Jan and Ken are Jan Gottesman and Ken Cleveland. Jan is the Item’s editor. Ken is an Item veteran, serving as a reporter and news editor, and now as a freelance correspondent.
They’ve operated out of their home since September 2019, when the Item office was closed, its archives still inside.
“The thing that had to be saved were these volumes,’' said Cleveland, standing next to bound archives ready for transport. “Because there’s no way to replicate that. There are bits of the paper here and there, but this is the only complete collection.’'
And what a collection it is.
There are bold front-page headlines about moon shots and world wars.
There are school lunch menus and large page-one photographs, including one that I, as a young editor, splashed across the front page, foolishly missing the common two-word vulgarity that someone had stamped into a snowy field behind the old high school.
If only I had looked closely enough, it was right there under my nose.
My old editor, Bill Coulter, who ran the place with his brother Jim, who presided over the business side of things, somehow found it in his heart not to summarily fire me.
That was a bad day.
But Clinton has had more than its share of good days, too. Few as memorable as President Jimmy Carter’s visit in March 1977, which drew international attention and electrified the streets of the town.
“It’s all the famous fires, the school system, the sports of the town,’' said Terry Ingano, a former Clinton schools superintendent who taught at the public schools here for 30 years and is now president of the Clinton Historical Society.
Few know the value of archives like this one more than Ingano, who has mined old Clinton Items for nuggets about this town’s rich and colorful history.
“Fires, disasters, floods. Those kinds of things,’' Ingano said. “They’re always well written up. Think about it. When you write a book, you’re picking off the major events and that’s the story. But this here is the real nitty-gritty stuff.’'

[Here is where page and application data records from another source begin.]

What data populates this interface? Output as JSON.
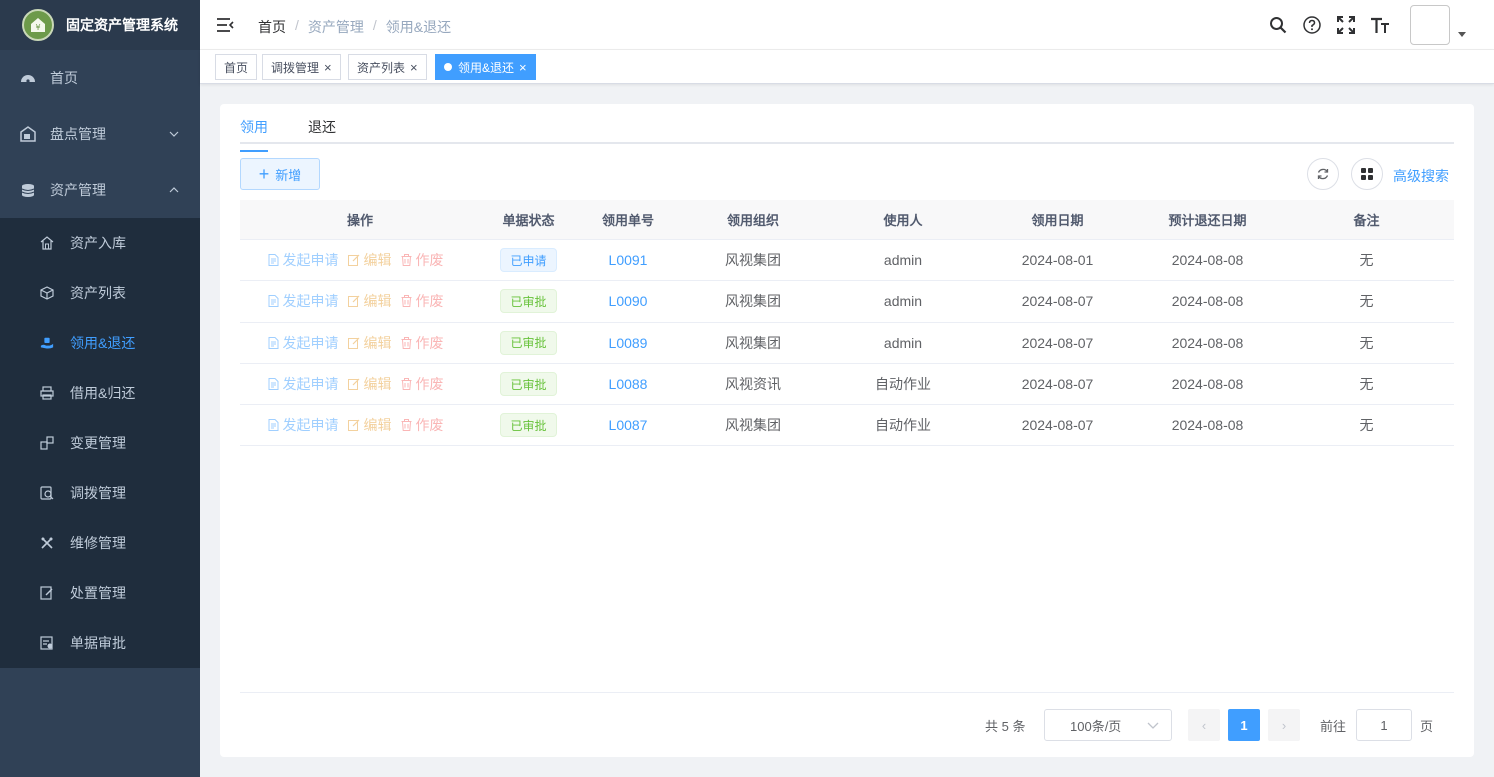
{
  "app": {
    "title": "固定资产管理系统"
  },
  "sidebar": {
    "items": [
      {
        "label": "首页",
        "icon": "dashboard-icon"
      },
      {
        "label": "盘点管理",
        "icon": "inventory-icon"
      },
      {
        "label": "资产管理",
        "icon": "database-icon"
      }
    ],
    "sub_items": [
      {
        "label": "资产入库",
        "icon": "home-icon"
      },
      {
        "label": "资产列表",
        "icon": "cube-icon"
      },
      {
        "label": "领用&退还",
        "icon": "hand-give-icon"
      },
      {
        "label": "借用&归还",
        "icon": "printer-icon"
      },
      {
        "label": "变更管理",
        "icon": "swap-icon"
      },
      {
        "label": "调拨管理",
        "icon": "transfer-icon"
      },
      {
        "label": "维修管理",
        "icon": "tools-icon"
      },
      {
        "label": "处置管理",
        "icon": "edit-doc-icon"
      },
      {
        "label": "单据审批",
        "icon": "audit-icon"
      }
    ]
  },
  "header": {
    "breadcrumb": [
      "首页",
      "资产管理",
      "领用&退还"
    ],
    "breadcrumb_sep": "/"
  },
  "tags": [
    {
      "label": "首页"
    },
    {
      "label": "调拨管理",
      "close": "×"
    },
    {
      "label": "资产列表",
      "close": "×"
    },
    {
      "label": "领用&退还",
      "close": "×"
    }
  ],
  "tabs": [
    {
      "label": "领用"
    },
    {
      "label": "退还"
    }
  ],
  "toolbar": {
    "add_label": "新增",
    "add_icon": "+",
    "advanced_search": "高级搜索"
  },
  "table": {
    "columns": [
      "操作",
      "单据状态",
      "领用单号",
      "领用组织",
      "使用人",
      "领用日期",
      "预计退还日期",
      "备注"
    ],
    "actions": {
      "apply": "发起申请",
      "edit": "编辑",
      "void": "作废"
    },
    "rows": [
      {
        "status": "已申请",
        "no": "L0091",
        "org": "风视集团",
        "user": "admin",
        "date": "2024-08-01",
        "return_date": "2024-08-08",
        "remark": "无"
      },
      {
        "status": "已审批",
        "no": "L0090",
        "org": "风视集团",
        "user": "admin",
        "date": "2024-08-07",
        "return_date": "2024-08-08",
        "remark": "无"
      },
      {
        "status": "已审批",
        "no": "L0089",
        "org": "风视集团",
        "user": "admin",
        "date": "2024-08-07",
        "return_date": "2024-08-08",
        "remark": "无"
      },
      {
        "status": "已审批",
        "no": "L0088",
        "org": "风视资讯",
        "user": "自动作业",
        "date": "2024-08-07",
        "return_date": "2024-08-08",
        "remark": "无"
      },
      {
        "status": "已审批",
        "no": "L0087",
        "org": "风视集团",
        "user": "自动作业",
        "date": "2024-08-07",
        "return_date": "2024-08-08",
        "remark": "无"
      }
    ]
  },
  "pagination": {
    "total": "共 5 条",
    "page_size": "100条/页",
    "prev": "‹",
    "current": "1",
    "next": "›",
    "goto_prefix": "前往",
    "goto_value": "1",
    "goto_suffix": "页"
  },
  "colors": {
    "primary": "#409eff",
    "sidebar": "#304156",
    "submenu": "#1f2d3d",
    "approved": "#67c23a"
  }
}
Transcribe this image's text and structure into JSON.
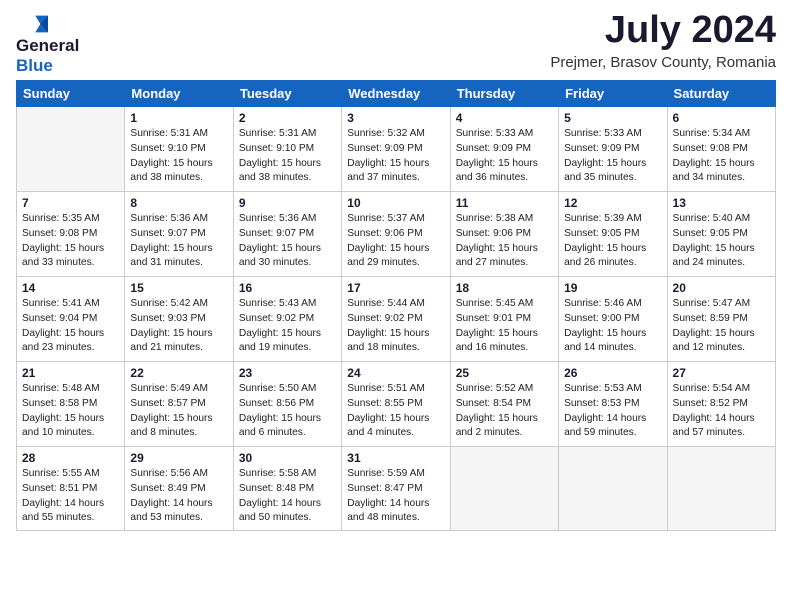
{
  "header": {
    "logo_line1": "General",
    "logo_line2": "Blue",
    "month": "July 2024",
    "location": "Prejmer, Brasov County, Romania"
  },
  "days_of_week": [
    "Sunday",
    "Monday",
    "Tuesday",
    "Wednesday",
    "Thursday",
    "Friday",
    "Saturday"
  ],
  "weeks": [
    [
      {
        "day": "",
        "info": ""
      },
      {
        "day": "1",
        "info": "Sunrise: 5:31 AM\nSunset: 9:10 PM\nDaylight: 15 hours\nand 38 minutes."
      },
      {
        "day": "2",
        "info": "Sunrise: 5:31 AM\nSunset: 9:10 PM\nDaylight: 15 hours\nand 38 minutes."
      },
      {
        "day": "3",
        "info": "Sunrise: 5:32 AM\nSunset: 9:09 PM\nDaylight: 15 hours\nand 37 minutes."
      },
      {
        "day": "4",
        "info": "Sunrise: 5:33 AM\nSunset: 9:09 PM\nDaylight: 15 hours\nand 36 minutes."
      },
      {
        "day": "5",
        "info": "Sunrise: 5:33 AM\nSunset: 9:09 PM\nDaylight: 15 hours\nand 35 minutes."
      },
      {
        "day": "6",
        "info": "Sunrise: 5:34 AM\nSunset: 9:08 PM\nDaylight: 15 hours\nand 34 minutes."
      }
    ],
    [
      {
        "day": "7",
        "info": "Sunrise: 5:35 AM\nSunset: 9:08 PM\nDaylight: 15 hours\nand 33 minutes."
      },
      {
        "day": "8",
        "info": "Sunrise: 5:36 AM\nSunset: 9:07 PM\nDaylight: 15 hours\nand 31 minutes."
      },
      {
        "day": "9",
        "info": "Sunrise: 5:36 AM\nSunset: 9:07 PM\nDaylight: 15 hours\nand 30 minutes."
      },
      {
        "day": "10",
        "info": "Sunrise: 5:37 AM\nSunset: 9:06 PM\nDaylight: 15 hours\nand 29 minutes."
      },
      {
        "day": "11",
        "info": "Sunrise: 5:38 AM\nSunset: 9:06 PM\nDaylight: 15 hours\nand 27 minutes."
      },
      {
        "day": "12",
        "info": "Sunrise: 5:39 AM\nSunset: 9:05 PM\nDaylight: 15 hours\nand 26 minutes."
      },
      {
        "day": "13",
        "info": "Sunrise: 5:40 AM\nSunset: 9:05 PM\nDaylight: 15 hours\nand 24 minutes."
      }
    ],
    [
      {
        "day": "14",
        "info": "Sunrise: 5:41 AM\nSunset: 9:04 PM\nDaylight: 15 hours\nand 23 minutes."
      },
      {
        "day": "15",
        "info": "Sunrise: 5:42 AM\nSunset: 9:03 PM\nDaylight: 15 hours\nand 21 minutes."
      },
      {
        "day": "16",
        "info": "Sunrise: 5:43 AM\nSunset: 9:02 PM\nDaylight: 15 hours\nand 19 minutes."
      },
      {
        "day": "17",
        "info": "Sunrise: 5:44 AM\nSunset: 9:02 PM\nDaylight: 15 hours\nand 18 minutes."
      },
      {
        "day": "18",
        "info": "Sunrise: 5:45 AM\nSunset: 9:01 PM\nDaylight: 15 hours\nand 16 minutes."
      },
      {
        "day": "19",
        "info": "Sunrise: 5:46 AM\nSunset: 9:00 PM\nDaylight: 15 hours\nand 14 minutes."
      },
      {
        "day": "20",
        "info": "Sunrise: 5:47 AM\nSunset: 8:59 PM\nDaylight: 15 hours\nand 12 minutes."
      }
    ],
    [
      {
        "day": "21",
        "info": "Sunrise: 5:48 AM\nSunset: 8:58 PM\nDaylight: 15 hours\nand 10 minutes."
      },
      {
        "day": "22",
        "info": "Sunrise: 5:49 AM\nSunset: 8:57 PM\nDaylight: 15 hours\nand 8 minutes."
      },
      {
        "day": "23",
        "info": "Sunrise: 5:50 AM\nSunset: 8:56 PM\nDaylight: 15 hours\nand 6 minutes."
      },
      {
        "day": "24",
        "info": "Sunrise: 5:51 AM\nSunset: 8:55 PM\nDaylight: 15 hours\nand 4 minutes."
      },
      {
        "day": "25",
        "info": "Sunrise: 5:52 AM\nSunset: 8:54 PM\nDaylight: 15 hours\nand 2 minutes."
      },
      {
        "day": "26",
        "info": "Sunrise: 5:53 AM\nSunset: 8:53 PM\nDaylight: 14 hours\nand 59 minutes."
      },
      {
        "day": "27",
        "info": "Sunrise: 5:54 AM\nSunset: 8:52 PM\nDaylight: 14 hours\nand 57 minutes."
      }
    ],
    [
      {
        "day": "28",
        "info": "Sunrise: 5:55 AM\nSunset: 8:51 PM\nDaylight: 14 hours\nand 55 minutes."
      },
      {
        "day": "29",
        "info": "Sunrise: 5:56 AM\nSunset: 8:49 PM\nDaylight: 14 hours\nand 53 minutes."
      },
      {
        "day": "30",
        "info": "Sunrise: 5:58 AM\nSunset: 8:48 PM\nDaylight: 14 hours\nand 50 minutes."
      },
      {
        "day": "31",
        "info": "Sunrise: 5:59 AM\nSunset: 8:47 PM\nDaylight: 14 hours\nand 48 minutes."
      },
      {
        "day": "",
        "info": ""
      },
      {
        "day": "",
        "info": ""
      },
      {
        "day": "",
        "info": ""
      }
    ]
  ]
}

Ingano said he was surprised by the robust turnout to move the Item’s archives. His former students showed up. So did local officials. And old neighbors.
And so did Susan Notaro, 70, a member of the Clinton High School class of 1968. She was vice president of that class and later coached the CHS field hockey team for 16 years.
“This is such a friendly town,’' she said, telling me something whose accuracy I can vouch for. “Everybody knows your name. I sound like ‘Cheers.’ But that’s what it was. If you see somebody, you’d say: ‘Who’s your mother and father? Who are your grandparents?’ It’s just a great, close friendly town.’'
The town’s history is on display at the Item archives’ new home at the Holder Memorial. The newspapers take their place now along with vintage looms, and black-and-white photographs of a Clinton when horses tied up on High Street.
They are all museum pieces. And so now are all those Clinton Daily Items, chronicling births and deaths, Little League home runs, and Girl Scout cookie sales.
But Jan Gottesman wants Clintonians to know that their local newspaper is not fading into history. It’s still here. Ready at the end of the telephone line or a reporter’s notebook to keep chronicling life here along the Nashua River.
The paper, a weekly since 1996, comes out on Friday now. Sixteen pages of local news ready for 4,000 subscribers.
“Some of these volumes that people are carrying today had people’s wedding announcements on the front page,’' Gottesman told me. “We always say people deserve to be in the paper when they’re born, when they graduate, when they get married, and when they die.
“And that’s the cycle of a community newspaper. I’ve always believed in that.’'
She still does.
I believe in community newspapers, too.
It’s something I learned a long time ago at my desk here on Church Street, just inside the front door of the Clinton Daily Item, where the presses in the basement rolled early each weekday afternoon and there was a story on every corner.
Thomas Farragher is a Globe columnist. He can reached at firstname.lastname@example.org.